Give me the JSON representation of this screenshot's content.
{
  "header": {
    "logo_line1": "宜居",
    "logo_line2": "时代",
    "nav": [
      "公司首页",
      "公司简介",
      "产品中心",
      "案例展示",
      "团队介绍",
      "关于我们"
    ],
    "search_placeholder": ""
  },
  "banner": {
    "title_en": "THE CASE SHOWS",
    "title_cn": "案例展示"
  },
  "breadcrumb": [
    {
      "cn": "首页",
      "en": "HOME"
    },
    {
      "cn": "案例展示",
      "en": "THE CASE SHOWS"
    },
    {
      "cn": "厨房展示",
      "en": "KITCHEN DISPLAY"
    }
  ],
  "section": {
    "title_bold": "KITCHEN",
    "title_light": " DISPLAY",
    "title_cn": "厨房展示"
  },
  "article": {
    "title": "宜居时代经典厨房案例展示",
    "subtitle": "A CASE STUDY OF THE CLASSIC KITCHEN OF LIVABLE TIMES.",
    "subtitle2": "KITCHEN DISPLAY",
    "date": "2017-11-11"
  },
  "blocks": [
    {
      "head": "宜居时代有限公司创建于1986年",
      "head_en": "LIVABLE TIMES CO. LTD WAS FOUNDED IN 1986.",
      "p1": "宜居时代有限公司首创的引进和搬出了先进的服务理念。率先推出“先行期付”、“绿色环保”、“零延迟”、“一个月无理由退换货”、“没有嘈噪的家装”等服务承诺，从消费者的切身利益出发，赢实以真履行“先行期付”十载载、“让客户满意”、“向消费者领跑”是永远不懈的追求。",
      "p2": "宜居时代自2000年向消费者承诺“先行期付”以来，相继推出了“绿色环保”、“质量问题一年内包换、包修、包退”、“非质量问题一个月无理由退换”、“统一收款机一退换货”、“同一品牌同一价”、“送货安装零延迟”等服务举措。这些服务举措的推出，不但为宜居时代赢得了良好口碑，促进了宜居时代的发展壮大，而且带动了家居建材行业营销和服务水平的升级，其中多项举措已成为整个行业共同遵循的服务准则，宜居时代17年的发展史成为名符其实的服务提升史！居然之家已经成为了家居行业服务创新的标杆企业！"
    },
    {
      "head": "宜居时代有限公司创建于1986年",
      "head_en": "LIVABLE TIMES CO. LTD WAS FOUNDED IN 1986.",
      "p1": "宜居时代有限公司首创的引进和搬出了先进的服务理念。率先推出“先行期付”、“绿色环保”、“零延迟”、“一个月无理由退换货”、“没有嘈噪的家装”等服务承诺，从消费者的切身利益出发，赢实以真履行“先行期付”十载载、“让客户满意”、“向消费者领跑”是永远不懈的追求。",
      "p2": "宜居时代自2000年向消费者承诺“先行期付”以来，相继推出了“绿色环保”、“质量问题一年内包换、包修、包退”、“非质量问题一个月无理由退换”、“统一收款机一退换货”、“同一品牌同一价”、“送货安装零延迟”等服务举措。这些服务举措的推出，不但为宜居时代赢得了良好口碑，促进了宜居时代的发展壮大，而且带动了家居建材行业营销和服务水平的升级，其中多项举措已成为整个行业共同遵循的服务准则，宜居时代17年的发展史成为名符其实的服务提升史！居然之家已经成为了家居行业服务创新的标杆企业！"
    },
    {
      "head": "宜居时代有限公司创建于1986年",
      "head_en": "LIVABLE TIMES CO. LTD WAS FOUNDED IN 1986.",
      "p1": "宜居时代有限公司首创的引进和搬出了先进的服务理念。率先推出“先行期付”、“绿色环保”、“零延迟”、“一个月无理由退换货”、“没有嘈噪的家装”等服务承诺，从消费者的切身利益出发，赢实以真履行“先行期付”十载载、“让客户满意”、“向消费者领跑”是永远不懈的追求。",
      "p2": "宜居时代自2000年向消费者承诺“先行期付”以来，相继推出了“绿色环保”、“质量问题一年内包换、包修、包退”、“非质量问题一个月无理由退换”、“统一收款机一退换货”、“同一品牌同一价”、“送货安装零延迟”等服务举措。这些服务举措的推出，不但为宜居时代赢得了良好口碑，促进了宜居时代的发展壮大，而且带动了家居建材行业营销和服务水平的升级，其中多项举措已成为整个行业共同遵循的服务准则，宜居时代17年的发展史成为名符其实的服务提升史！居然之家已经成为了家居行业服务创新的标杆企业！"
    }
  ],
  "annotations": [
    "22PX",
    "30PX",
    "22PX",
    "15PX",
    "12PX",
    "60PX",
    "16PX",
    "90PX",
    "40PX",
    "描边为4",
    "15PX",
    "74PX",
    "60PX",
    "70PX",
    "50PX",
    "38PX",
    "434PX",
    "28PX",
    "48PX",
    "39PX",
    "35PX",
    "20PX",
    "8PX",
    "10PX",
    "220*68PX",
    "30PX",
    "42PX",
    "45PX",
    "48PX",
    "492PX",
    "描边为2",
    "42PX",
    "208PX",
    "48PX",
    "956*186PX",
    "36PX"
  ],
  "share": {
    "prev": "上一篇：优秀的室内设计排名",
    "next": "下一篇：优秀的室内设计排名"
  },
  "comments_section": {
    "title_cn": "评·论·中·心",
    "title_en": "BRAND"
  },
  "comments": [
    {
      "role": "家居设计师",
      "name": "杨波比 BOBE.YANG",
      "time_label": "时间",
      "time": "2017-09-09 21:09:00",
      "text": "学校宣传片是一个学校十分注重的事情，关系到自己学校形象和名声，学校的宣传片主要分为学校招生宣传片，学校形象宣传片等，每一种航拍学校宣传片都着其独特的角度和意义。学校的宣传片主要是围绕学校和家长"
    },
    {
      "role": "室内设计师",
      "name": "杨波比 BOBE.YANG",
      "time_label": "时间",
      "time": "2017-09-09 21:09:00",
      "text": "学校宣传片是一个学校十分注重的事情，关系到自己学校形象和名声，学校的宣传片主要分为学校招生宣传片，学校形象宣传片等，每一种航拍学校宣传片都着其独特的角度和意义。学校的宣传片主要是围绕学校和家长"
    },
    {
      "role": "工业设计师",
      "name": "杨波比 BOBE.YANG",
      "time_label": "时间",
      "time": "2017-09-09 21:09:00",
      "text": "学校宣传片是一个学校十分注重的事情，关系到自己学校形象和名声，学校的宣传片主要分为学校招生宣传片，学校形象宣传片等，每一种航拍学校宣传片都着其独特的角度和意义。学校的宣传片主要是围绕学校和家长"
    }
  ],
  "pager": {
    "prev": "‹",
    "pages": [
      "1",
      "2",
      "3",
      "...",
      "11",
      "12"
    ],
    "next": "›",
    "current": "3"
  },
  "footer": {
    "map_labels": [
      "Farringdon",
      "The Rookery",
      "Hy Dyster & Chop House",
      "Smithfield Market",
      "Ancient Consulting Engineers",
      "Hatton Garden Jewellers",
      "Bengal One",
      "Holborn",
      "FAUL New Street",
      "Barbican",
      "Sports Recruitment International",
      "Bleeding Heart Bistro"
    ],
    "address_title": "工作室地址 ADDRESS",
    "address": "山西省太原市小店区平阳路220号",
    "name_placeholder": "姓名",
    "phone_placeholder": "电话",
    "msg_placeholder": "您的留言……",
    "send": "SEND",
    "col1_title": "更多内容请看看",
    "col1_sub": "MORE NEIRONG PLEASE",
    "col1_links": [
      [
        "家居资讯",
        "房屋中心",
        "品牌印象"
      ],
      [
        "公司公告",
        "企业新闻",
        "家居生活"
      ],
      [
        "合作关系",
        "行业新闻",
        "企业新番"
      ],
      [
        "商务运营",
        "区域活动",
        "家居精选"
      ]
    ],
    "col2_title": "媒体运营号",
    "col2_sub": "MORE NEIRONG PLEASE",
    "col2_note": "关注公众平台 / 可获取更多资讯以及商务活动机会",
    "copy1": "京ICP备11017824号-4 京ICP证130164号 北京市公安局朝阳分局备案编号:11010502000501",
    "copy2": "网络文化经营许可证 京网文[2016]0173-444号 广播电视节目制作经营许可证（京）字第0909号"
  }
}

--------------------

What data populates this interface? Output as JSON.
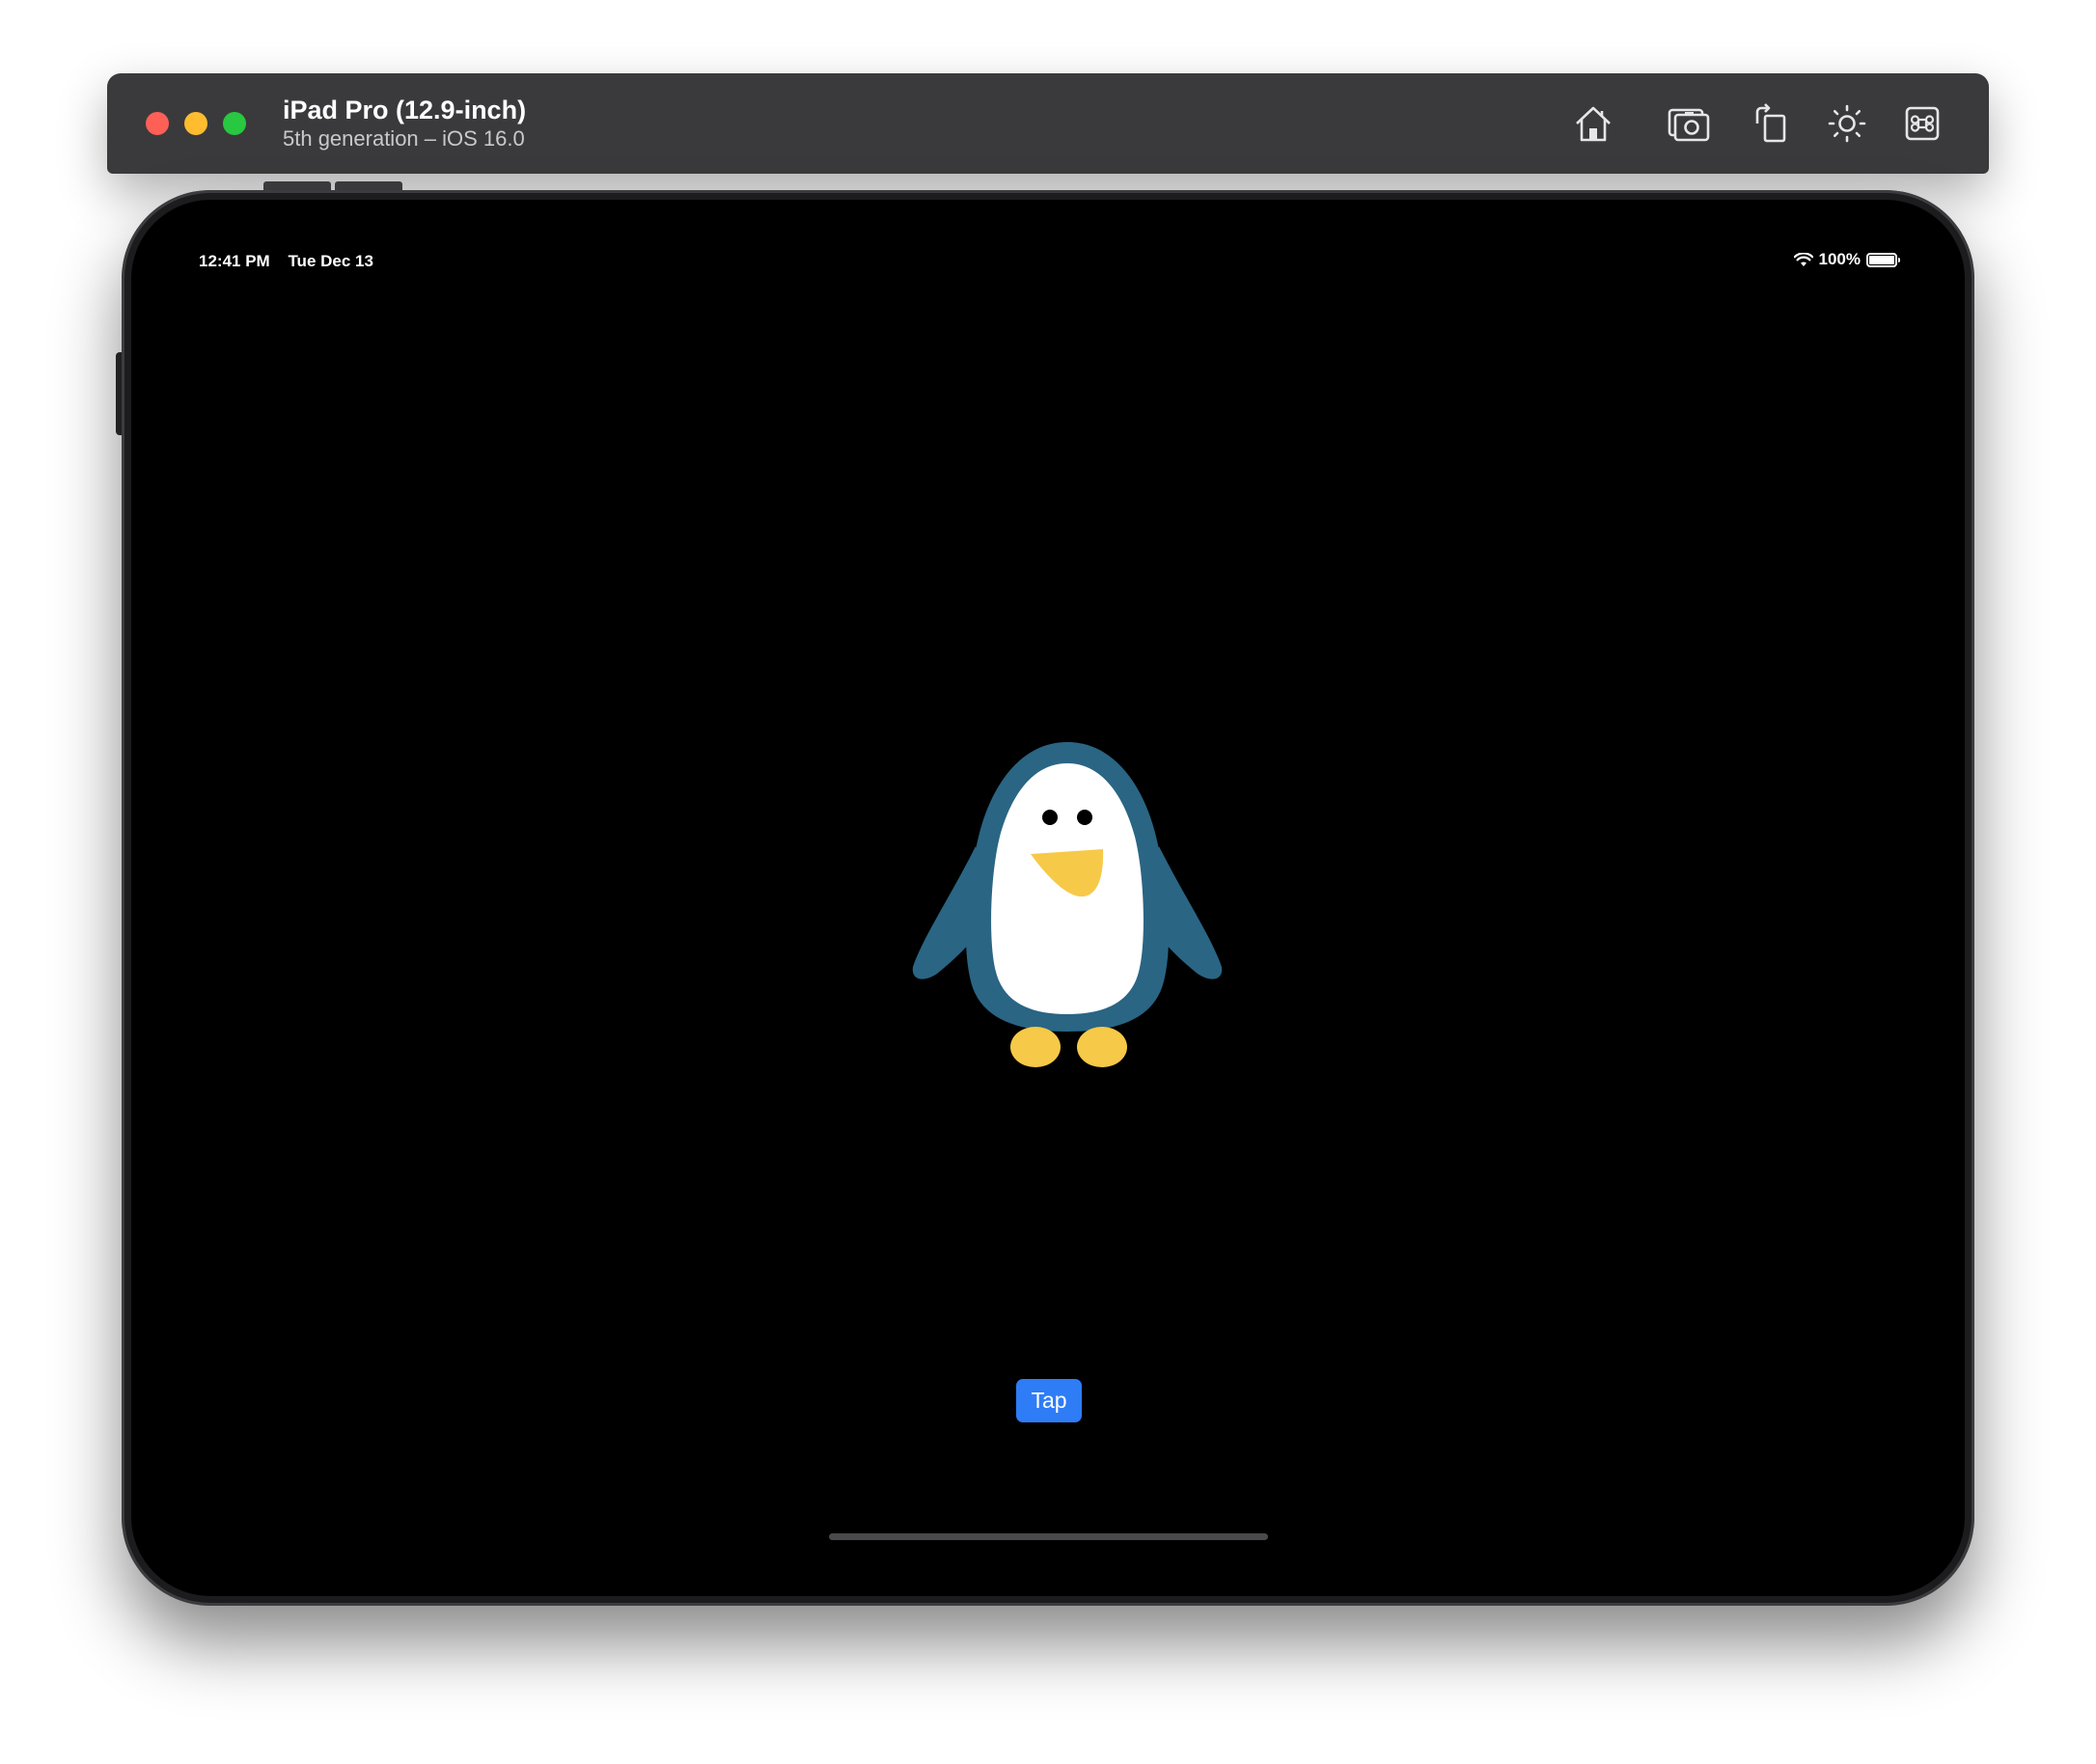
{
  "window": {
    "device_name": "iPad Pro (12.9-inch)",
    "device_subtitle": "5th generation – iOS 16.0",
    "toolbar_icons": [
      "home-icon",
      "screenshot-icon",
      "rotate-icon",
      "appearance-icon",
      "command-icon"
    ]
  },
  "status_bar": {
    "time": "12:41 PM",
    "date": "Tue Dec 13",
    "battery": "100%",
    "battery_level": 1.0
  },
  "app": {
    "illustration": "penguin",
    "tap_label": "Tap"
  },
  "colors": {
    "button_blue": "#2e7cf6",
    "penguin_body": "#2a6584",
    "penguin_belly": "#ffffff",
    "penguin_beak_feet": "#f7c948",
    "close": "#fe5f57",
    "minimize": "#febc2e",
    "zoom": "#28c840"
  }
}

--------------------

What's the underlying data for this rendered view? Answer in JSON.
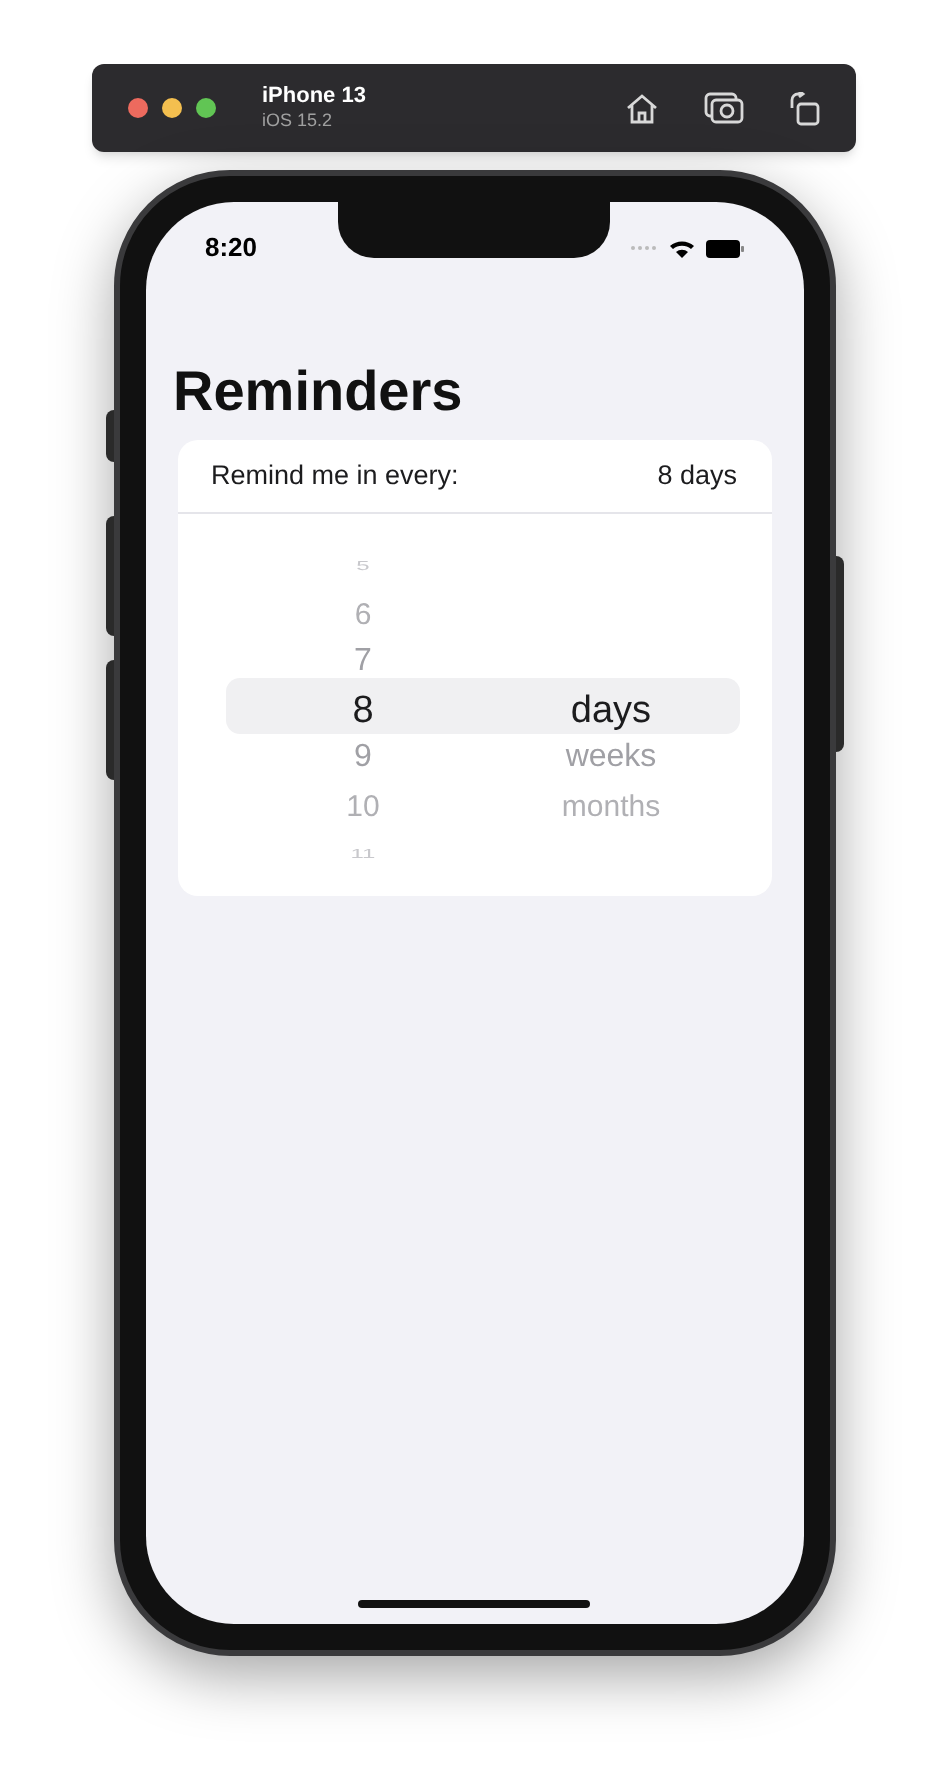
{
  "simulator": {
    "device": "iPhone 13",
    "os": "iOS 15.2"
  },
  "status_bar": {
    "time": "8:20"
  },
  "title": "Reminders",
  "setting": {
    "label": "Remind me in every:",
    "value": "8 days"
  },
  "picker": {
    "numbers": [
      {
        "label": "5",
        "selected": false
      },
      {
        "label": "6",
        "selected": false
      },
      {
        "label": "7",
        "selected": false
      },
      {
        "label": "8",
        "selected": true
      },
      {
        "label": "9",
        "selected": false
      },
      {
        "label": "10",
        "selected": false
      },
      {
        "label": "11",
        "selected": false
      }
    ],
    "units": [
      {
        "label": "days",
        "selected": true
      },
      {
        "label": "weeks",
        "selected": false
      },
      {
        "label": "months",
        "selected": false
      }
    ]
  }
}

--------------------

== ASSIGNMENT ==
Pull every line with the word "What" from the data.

== WORKED SOLUTION ==
What data populates this interface? Output as JSON.
What's the underlying data for this rendered view? Answer in JSON.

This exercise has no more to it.